DOMA repeal a step forward for LGBT equality

illustration by Tennery Carttar

On Wednesday, June 26, 2013, the Supreme Court of the United States voted 5-4 to repeal the Defense Of Marriage Act. DOMA, a federal act that defined marriage as between one man and one woman, was signed into law by former President Bill Clinton in September 1996.

Its repeal opened the floodgates for same-sex couples to get married, although individual states will continue to decide whether to recognize same-sex marriage. The federal government will recognize the marriages of the same-sex couples who choose to marry within states that have legalized same-sex marriage, opening federal benefits to those couples.

This is an important mark for members of the lesbian, gay, bisexual and transgender community in moving toward no longer being considered second class citizens.

One of the benefits of the DOMA repeal is the immigration reform it will bring. Same-sex couples in bi-national relationships will now be able to sponsor their partners, as well as live in the same countries as their partners. According to a June 29 Huffington Post article by Charlene Obernauer, there are 40,000 same-sex bi-national couples living in the U.S. “Even immigration reform would not have had this impact on GLBT immigrants,” the article states.

This is important for same-sex couples who are in love with people who don’t currently have citizenship in the particular country they are living in. Those with citizenship, particularly in the United States, will now be able to sponsor their partner for a green card and partners can be granted citizenship. This is crucial for bi-national couples currently living in fear of being separated due to potential deportation.

Another benefit of the repeal of DOMA is that it no longer puts an additional financial burden on businesses that have historically welcomed and created an all-inclusive workplace for all people, including members of the LGBT community. Upon the repeal of DOMA the money paid in additional taxes will be funneled back into those businesses who had all-inclusive policies from the beginning. According to a June 26 Forbes article by Anna Secino, “Google, Microsoft and Starbucks are among the 97 corporations included as members within the Business Coalition for DOMA Repeal, which voiced the belief that DOMA unfairly targeted same-sex couples, putting them at a financial disadvantage and, on a larger scale, leading to decreased productivity and thwarted recruitment efforts.”

Upon the repeal of DOMA, the concept of “grossing up,” a practice whereby employers reimbursed LGBT employees for the taxes paid on some portion of their income, will be diminished or even eliminated. Companies who were forced to make same-sex employees pay additional taxes have decided to reimburse these couples to help with employee retention. They filed a legal brief in 2011, writing that DOMA “forces us to discriminate against a class of our lawfully-married employees, upon whose welfare and morale our own success in part depends.”
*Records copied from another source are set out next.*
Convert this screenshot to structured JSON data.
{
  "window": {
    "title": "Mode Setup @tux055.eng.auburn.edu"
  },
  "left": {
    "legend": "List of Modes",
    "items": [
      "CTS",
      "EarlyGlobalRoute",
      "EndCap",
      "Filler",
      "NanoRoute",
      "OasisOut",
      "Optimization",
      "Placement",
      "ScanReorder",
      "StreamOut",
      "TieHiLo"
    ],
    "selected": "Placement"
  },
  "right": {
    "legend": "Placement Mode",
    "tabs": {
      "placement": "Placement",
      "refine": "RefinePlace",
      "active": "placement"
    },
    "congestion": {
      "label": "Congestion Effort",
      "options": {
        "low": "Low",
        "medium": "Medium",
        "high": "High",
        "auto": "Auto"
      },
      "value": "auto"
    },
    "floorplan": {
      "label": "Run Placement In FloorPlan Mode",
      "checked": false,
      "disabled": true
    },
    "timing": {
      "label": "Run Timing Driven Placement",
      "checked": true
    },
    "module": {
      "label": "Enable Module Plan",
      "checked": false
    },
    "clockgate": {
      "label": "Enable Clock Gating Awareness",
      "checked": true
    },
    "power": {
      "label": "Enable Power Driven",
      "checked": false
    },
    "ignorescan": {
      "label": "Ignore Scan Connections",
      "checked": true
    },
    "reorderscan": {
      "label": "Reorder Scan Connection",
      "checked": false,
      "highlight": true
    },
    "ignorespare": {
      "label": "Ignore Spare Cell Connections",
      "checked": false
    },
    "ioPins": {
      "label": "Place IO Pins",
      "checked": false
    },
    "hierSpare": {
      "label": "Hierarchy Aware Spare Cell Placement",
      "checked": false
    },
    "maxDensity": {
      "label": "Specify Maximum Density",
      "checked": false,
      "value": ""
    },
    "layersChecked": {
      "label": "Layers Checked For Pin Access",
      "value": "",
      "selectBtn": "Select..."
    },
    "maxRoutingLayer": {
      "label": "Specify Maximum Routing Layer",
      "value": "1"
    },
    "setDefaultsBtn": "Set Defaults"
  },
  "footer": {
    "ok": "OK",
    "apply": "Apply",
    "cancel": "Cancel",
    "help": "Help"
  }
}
The repeal of DOMA also opens up thousands of federal benefits to same-sex married couples. According to a June 26 NBC article by Daniel Arkin, federal benefits opened up to same-sex married couples include military married spousal benefits, military veterans’ benefits, estate tax exemptions, survivor benefits, tax-free employee health insurance, emergency leave and many different IRS perks. This is important for same-sex couples who have been married for years and whose places of employment haven’t recognized their partners as spouses entitled to benefits. Even though assimilation isn’t what all same-sex couples aspire to, it is still important for others to have the ability to receive benefits and equality.

Currently, Washington, D.C. and 12 other states recognize same-sex marriage: Iowa, Minnesota, Massachusetts, Connecticut, Delaware, Maine, Maryland, New Hampshire, New York, Rhode Island, Vermont and Washington. With the recent decision of the Supreme Court to uphold the Ninth Circuit Court of Appeal’s decision on Proposition 8, California will also re-legalize same-sex marriage.

Same-sex couples who chose to marry within these 13 states will be granted federal benefits from their employers. Currently, as someone who is planning to get married now that DOMA is repealed, I am grateful to hear that my marriage will be federally recognized. It’s important to me to be a part of a society that on some level will recognize that I don’t have to love someone of the opposite sex to be truly in love. The discussion of this significant event encompasses much more than the points that were brought up in this article, but it’s important to see that the repeal of DOMA will have many benefits for the LGBT community and American society.

Jakki Thompson is a junior in journalism and mass communications and American ethnic studies. Please send comments to